Information provided below:
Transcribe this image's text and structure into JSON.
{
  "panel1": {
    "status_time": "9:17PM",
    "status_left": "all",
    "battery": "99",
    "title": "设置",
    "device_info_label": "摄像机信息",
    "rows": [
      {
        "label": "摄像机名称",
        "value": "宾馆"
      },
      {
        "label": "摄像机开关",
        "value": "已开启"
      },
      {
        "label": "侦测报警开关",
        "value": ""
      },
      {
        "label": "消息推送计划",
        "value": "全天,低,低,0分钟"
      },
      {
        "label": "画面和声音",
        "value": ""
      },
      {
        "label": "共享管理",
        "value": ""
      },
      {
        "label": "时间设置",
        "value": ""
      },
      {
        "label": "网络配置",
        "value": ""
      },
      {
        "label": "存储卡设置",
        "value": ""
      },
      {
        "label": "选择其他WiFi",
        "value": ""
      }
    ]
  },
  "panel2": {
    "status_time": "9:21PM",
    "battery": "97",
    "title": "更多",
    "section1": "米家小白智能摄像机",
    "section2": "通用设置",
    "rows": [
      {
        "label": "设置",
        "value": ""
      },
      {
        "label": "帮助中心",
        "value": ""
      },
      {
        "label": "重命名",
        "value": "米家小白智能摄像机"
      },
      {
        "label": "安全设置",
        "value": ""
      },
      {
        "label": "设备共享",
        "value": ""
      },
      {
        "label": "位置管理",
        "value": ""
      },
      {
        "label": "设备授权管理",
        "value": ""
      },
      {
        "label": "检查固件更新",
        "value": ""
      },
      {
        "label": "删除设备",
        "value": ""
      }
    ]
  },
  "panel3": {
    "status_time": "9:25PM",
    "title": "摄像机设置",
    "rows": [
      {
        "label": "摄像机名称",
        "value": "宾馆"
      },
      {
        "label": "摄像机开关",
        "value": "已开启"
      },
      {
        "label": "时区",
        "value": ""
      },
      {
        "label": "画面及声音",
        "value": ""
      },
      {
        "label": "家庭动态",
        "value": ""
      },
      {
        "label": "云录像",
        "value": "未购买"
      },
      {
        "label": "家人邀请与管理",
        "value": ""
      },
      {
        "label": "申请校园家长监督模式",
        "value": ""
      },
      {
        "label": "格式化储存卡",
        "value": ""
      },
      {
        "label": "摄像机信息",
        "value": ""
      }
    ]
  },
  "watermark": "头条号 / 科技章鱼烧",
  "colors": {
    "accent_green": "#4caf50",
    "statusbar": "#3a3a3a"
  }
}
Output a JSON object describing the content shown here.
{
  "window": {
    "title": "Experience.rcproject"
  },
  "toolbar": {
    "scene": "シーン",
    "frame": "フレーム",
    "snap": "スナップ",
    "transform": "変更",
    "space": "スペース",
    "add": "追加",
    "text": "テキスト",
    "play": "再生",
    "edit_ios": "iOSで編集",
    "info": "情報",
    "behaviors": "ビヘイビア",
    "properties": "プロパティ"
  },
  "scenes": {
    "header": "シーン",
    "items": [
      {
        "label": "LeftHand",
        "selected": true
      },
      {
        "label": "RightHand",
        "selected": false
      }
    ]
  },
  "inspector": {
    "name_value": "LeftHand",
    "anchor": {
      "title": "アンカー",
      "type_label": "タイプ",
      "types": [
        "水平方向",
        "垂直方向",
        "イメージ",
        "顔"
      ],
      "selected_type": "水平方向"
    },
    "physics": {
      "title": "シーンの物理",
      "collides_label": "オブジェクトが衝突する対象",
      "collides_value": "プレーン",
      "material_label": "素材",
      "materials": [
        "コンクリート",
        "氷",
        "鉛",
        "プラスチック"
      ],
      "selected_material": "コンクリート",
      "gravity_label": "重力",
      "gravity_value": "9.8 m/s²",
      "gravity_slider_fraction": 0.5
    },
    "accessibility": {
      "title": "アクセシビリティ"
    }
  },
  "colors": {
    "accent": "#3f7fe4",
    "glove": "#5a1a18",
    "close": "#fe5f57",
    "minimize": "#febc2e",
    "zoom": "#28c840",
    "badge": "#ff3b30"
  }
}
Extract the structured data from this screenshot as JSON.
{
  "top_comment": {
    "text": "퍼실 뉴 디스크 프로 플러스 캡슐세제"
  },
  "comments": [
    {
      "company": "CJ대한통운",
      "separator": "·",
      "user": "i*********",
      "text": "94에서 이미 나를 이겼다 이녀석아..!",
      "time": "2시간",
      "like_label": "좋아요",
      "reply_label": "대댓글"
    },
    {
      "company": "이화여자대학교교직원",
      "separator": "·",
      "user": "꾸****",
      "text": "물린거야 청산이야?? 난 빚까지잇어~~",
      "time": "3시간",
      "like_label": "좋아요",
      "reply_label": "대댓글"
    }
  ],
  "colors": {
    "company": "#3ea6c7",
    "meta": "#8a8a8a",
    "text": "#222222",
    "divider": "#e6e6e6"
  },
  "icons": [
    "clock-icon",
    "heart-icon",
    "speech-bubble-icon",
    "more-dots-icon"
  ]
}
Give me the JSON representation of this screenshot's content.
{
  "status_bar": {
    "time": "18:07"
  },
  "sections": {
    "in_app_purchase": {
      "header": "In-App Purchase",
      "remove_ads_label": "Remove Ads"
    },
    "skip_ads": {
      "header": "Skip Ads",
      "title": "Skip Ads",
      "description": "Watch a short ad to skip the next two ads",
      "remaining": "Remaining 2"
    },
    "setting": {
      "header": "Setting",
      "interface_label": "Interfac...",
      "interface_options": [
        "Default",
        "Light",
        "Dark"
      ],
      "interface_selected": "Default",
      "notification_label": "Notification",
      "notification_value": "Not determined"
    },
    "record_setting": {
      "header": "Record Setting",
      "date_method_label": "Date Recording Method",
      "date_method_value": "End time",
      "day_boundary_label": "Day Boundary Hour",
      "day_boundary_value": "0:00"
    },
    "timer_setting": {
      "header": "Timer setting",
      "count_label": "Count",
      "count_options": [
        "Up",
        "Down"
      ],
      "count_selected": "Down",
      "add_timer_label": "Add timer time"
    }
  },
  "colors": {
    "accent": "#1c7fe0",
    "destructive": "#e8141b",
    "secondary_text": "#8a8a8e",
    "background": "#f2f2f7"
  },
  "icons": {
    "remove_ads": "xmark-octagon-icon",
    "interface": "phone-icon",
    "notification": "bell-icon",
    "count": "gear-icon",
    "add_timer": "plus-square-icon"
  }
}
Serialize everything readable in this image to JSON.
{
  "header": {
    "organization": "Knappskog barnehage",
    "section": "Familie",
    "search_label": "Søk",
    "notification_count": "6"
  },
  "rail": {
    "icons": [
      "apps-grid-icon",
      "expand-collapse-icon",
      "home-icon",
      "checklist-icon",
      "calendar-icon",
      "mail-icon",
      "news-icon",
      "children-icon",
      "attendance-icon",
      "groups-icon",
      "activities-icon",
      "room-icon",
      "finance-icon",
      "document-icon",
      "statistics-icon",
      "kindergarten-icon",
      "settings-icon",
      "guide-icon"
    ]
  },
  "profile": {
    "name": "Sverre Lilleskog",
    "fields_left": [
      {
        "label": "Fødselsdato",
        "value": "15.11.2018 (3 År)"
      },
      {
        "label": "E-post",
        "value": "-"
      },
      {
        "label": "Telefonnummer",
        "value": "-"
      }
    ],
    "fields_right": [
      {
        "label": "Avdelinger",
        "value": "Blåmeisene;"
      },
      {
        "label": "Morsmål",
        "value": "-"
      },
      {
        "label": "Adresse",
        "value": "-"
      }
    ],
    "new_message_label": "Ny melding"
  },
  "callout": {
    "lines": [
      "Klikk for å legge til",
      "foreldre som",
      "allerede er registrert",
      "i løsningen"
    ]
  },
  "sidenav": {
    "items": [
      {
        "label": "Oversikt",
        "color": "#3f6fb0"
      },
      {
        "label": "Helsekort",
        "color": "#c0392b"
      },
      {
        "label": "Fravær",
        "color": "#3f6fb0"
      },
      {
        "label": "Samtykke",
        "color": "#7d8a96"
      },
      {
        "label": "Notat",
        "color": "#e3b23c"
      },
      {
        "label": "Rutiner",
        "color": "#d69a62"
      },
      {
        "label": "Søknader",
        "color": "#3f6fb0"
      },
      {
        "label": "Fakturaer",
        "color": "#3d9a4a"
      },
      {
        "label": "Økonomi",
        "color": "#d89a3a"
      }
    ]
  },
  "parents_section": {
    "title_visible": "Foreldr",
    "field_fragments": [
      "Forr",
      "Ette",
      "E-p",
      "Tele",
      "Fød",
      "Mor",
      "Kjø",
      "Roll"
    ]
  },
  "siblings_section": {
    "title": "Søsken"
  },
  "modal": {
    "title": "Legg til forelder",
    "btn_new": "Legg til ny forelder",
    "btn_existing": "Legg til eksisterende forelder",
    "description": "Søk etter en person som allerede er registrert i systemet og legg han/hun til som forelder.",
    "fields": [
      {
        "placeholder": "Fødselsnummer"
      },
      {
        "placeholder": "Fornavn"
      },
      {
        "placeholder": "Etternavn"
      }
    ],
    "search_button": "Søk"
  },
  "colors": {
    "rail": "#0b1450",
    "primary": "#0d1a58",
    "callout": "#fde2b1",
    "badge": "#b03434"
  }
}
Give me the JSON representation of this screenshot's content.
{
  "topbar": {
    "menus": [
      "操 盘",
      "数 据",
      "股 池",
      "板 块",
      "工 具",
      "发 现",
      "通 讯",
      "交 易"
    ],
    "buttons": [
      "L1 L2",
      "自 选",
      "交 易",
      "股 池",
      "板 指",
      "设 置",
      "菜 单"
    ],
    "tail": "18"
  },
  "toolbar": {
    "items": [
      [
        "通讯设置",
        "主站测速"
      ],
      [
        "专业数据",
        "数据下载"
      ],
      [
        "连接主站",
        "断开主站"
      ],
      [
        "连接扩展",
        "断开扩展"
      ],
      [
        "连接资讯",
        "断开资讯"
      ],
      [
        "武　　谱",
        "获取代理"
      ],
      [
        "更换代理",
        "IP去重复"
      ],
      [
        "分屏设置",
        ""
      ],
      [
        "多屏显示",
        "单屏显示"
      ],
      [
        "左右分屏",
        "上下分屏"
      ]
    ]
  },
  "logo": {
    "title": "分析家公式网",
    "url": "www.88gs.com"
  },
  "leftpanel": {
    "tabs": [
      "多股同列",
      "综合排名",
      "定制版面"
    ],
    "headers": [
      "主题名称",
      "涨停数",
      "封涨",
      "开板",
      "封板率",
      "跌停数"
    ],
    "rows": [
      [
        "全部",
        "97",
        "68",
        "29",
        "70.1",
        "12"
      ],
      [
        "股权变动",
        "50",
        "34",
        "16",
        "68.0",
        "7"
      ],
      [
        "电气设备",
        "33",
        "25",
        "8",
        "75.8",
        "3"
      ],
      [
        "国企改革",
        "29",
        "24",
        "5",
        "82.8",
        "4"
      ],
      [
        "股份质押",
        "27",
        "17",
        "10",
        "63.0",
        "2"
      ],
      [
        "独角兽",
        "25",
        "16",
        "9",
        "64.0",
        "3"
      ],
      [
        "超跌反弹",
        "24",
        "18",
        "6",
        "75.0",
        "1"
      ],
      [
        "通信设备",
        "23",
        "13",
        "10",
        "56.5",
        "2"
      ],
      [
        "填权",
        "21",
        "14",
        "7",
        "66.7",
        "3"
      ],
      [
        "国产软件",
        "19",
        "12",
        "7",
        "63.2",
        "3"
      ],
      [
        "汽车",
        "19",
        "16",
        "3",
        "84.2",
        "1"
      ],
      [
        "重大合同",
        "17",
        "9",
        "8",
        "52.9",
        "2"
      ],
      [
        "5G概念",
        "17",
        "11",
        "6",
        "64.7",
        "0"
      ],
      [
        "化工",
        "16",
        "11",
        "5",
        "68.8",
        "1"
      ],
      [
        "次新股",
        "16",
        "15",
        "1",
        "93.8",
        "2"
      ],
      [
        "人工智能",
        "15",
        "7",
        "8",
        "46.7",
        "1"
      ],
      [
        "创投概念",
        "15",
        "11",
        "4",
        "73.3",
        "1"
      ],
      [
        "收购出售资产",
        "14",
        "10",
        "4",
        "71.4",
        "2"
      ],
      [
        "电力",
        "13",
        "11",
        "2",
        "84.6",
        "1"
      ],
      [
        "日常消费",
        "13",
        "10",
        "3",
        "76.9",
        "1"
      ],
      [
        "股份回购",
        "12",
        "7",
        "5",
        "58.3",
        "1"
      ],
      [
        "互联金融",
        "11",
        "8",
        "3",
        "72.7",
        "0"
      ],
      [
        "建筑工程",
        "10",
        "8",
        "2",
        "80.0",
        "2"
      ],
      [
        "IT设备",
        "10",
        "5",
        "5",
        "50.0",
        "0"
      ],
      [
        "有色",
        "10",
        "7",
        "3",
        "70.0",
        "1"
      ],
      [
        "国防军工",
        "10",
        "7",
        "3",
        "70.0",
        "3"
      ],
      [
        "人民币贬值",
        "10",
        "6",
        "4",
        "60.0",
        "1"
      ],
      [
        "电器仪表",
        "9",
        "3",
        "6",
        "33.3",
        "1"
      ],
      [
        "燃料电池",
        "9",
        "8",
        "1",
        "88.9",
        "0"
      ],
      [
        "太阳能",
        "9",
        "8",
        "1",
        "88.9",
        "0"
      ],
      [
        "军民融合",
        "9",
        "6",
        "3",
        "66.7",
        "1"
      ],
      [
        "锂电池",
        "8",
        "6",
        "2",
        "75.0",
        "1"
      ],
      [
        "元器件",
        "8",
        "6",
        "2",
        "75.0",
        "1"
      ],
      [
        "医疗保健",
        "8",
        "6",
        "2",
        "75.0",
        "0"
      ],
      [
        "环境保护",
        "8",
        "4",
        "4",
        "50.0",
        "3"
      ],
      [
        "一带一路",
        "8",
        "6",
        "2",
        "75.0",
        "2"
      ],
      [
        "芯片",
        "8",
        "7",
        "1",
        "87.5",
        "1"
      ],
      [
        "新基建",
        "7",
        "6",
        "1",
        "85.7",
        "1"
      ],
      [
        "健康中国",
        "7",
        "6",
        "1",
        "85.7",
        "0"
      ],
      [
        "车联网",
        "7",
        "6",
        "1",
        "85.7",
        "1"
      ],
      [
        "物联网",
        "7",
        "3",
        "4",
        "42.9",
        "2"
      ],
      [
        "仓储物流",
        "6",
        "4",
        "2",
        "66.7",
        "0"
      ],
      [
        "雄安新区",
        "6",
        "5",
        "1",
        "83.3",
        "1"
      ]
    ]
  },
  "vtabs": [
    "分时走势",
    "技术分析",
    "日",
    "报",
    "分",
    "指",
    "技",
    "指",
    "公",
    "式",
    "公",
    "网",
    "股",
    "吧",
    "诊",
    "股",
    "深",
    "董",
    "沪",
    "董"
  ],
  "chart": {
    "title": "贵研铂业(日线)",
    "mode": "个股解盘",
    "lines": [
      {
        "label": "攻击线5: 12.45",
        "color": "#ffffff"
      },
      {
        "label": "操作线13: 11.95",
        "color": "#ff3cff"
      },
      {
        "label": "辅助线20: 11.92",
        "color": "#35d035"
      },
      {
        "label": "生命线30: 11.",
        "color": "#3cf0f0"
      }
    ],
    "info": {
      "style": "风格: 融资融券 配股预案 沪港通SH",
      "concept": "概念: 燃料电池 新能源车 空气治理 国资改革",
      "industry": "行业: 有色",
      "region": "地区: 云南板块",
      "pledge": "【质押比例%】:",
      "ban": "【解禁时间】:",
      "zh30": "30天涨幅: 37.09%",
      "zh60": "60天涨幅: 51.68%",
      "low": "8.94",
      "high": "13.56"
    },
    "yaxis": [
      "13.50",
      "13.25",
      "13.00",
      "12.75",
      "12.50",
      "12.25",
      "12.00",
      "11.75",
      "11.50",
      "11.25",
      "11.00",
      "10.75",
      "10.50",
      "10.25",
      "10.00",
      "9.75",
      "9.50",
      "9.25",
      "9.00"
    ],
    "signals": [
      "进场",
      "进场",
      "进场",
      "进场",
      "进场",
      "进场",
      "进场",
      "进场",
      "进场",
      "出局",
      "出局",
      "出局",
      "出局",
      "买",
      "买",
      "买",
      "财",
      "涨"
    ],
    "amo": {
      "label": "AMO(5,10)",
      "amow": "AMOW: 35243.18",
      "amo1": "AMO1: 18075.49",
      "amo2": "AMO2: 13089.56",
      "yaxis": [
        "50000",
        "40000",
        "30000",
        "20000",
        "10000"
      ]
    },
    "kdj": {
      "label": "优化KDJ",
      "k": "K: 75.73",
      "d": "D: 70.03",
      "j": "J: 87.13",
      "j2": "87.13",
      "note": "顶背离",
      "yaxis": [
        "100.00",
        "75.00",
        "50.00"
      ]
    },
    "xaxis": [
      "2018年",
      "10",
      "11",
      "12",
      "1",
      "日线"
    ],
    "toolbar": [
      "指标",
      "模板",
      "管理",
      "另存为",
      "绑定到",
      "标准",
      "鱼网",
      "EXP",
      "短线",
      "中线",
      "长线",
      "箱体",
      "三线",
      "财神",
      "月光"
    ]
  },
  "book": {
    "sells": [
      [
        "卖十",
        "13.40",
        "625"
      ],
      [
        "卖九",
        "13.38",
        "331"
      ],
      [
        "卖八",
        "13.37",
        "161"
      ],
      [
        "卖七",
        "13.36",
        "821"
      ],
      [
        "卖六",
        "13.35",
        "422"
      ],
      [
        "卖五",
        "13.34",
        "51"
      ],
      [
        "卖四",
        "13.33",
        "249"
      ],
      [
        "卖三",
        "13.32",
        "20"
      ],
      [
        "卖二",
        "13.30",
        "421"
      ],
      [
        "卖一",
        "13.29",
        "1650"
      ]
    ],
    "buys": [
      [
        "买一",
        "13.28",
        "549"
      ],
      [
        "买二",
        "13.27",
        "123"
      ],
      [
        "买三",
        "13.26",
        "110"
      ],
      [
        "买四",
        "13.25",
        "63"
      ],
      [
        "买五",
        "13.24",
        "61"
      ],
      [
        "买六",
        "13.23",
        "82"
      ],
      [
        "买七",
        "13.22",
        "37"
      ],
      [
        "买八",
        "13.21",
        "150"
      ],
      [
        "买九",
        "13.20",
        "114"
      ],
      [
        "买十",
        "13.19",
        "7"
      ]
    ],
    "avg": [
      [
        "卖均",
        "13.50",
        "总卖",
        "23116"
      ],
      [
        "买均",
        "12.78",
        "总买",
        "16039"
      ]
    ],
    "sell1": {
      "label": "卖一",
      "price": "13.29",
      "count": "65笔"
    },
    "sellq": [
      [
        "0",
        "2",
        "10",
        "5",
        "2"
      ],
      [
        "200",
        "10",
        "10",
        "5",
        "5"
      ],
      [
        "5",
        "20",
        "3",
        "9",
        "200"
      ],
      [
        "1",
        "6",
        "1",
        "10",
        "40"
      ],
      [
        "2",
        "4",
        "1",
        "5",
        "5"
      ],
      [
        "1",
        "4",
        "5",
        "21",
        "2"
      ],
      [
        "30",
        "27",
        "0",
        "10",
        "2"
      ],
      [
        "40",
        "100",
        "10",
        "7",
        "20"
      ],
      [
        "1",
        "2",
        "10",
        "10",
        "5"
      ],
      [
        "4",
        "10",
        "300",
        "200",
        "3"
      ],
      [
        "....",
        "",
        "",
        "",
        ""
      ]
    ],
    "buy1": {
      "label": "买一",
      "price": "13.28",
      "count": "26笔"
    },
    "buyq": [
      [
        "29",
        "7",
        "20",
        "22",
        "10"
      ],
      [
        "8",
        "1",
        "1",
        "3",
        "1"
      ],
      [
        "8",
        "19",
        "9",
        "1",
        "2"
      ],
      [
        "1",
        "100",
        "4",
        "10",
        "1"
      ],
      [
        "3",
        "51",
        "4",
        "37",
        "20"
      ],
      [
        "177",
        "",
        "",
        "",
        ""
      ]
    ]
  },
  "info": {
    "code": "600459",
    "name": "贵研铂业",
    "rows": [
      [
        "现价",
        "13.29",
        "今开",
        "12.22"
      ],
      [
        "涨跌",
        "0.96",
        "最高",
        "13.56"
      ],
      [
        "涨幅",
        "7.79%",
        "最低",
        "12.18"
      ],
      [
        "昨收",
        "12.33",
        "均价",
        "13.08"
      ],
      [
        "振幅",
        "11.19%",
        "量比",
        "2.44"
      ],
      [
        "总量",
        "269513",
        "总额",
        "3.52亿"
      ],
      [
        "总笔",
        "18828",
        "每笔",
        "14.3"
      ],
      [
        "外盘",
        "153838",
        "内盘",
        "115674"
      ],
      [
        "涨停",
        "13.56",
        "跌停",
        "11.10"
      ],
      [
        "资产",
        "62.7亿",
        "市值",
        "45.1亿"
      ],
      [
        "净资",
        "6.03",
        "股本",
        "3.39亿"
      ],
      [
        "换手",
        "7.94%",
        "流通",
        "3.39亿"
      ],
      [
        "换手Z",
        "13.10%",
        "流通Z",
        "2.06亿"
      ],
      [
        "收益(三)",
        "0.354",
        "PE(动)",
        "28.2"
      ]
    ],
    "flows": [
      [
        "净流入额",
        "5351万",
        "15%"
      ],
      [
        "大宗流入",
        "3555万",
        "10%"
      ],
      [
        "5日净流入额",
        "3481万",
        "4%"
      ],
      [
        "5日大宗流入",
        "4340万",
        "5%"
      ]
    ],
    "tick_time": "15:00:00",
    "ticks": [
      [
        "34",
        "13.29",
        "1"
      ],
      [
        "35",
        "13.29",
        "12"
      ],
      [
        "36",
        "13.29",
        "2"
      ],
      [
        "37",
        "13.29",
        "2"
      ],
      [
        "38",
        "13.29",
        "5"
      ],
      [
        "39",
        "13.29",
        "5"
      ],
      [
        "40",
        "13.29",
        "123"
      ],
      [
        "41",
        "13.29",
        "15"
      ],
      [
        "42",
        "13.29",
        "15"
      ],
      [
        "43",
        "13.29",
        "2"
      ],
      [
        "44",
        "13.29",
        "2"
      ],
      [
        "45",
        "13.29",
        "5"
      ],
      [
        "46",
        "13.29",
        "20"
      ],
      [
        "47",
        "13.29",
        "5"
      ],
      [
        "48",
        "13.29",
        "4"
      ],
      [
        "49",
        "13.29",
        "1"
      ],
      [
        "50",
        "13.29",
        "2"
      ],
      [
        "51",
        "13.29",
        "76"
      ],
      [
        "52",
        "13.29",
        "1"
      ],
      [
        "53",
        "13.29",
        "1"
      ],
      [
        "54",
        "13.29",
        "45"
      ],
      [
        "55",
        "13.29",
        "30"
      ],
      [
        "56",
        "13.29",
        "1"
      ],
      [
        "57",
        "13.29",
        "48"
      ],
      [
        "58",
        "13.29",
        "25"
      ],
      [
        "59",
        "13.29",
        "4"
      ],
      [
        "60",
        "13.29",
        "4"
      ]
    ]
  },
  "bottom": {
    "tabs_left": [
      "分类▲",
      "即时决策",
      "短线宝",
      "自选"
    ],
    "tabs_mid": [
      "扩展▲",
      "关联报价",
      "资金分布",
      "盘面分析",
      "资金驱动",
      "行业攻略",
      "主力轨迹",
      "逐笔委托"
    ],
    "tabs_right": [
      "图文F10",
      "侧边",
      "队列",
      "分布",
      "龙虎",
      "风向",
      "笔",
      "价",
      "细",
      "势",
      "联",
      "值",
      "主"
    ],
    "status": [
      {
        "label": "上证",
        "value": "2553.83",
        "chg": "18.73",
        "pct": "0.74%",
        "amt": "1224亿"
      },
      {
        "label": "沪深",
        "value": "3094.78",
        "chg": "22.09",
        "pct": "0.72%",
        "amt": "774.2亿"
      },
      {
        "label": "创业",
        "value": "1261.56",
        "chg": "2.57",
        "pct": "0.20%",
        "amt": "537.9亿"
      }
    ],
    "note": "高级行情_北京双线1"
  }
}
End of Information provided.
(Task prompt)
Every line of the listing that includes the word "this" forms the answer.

(Your response)
Transcribe this image's text and structure into JSON.
Extract the structured data from this screenshot as JSON.
Give me the JSON representation of this screenshot's content.
Serialize everything readable in this image to JSON.
Give me the JSON representation of this screenshot's content.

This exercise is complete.